Copy every line of the following data that includes the string "JSON".

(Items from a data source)
-- -- --
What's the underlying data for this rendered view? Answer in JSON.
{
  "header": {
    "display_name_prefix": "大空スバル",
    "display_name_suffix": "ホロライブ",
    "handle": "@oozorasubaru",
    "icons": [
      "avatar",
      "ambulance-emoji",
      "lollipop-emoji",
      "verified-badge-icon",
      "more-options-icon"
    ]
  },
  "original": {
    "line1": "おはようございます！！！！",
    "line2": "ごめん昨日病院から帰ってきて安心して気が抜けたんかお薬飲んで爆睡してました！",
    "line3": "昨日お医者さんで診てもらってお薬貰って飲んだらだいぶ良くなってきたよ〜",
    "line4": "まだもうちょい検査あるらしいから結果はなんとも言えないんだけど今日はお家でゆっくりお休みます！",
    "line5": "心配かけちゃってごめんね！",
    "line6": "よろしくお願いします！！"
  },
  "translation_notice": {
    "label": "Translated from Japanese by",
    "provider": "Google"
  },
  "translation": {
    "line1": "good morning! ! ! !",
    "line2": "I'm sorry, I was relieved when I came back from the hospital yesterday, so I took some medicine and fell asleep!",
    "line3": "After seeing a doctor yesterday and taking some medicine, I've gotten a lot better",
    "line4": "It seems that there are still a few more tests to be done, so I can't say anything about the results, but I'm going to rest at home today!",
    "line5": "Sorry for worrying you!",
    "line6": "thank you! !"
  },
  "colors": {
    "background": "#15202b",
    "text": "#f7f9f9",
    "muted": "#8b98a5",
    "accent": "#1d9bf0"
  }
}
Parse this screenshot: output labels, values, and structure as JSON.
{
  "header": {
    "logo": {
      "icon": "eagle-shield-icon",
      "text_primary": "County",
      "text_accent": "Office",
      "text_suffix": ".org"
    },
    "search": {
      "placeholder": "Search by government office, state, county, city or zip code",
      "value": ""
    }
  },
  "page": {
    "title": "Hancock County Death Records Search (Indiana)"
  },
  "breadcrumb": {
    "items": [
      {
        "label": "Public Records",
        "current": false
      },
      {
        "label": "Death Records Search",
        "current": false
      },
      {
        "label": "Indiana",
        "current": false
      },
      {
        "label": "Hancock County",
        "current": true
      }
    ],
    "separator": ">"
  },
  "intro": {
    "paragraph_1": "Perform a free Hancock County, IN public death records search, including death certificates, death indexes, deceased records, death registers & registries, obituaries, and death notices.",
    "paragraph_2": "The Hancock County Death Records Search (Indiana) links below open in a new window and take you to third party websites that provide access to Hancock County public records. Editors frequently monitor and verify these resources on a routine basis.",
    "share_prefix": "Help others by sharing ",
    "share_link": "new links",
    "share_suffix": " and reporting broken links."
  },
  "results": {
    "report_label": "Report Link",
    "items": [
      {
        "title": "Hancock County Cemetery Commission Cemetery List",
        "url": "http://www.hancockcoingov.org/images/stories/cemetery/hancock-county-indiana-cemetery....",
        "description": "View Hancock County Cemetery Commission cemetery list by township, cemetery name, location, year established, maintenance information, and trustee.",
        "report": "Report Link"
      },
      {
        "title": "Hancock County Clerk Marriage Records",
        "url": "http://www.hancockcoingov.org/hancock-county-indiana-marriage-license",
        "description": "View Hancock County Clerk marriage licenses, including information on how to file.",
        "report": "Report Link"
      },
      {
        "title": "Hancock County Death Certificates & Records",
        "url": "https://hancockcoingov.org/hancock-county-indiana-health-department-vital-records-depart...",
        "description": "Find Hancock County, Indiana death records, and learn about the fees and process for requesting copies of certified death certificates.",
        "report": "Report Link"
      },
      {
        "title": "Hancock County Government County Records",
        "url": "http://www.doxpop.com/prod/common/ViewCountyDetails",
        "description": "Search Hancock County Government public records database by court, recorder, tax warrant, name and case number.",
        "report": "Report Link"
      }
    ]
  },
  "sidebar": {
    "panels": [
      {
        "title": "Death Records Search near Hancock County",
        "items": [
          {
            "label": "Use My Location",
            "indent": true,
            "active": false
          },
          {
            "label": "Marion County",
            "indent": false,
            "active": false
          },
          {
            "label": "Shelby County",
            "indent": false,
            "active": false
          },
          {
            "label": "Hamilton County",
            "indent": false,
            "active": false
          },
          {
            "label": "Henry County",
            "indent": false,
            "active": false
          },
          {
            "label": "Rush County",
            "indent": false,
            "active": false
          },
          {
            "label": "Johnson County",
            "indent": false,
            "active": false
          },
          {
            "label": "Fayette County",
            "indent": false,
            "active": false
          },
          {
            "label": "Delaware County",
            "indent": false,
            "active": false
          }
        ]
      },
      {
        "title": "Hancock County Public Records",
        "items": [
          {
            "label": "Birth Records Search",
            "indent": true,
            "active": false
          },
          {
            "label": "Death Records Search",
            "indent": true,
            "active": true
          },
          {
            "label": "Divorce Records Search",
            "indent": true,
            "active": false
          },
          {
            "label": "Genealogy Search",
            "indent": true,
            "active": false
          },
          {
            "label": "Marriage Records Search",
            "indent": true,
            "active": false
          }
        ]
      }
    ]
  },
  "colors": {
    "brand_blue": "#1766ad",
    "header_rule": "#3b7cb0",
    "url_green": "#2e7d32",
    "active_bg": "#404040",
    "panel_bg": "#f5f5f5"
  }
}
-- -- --
● RESPONSE AREA
What's the underlying data for this rendered view? Answer in JSON.
Parse this screenshot: output labels, values, and structure as JSON.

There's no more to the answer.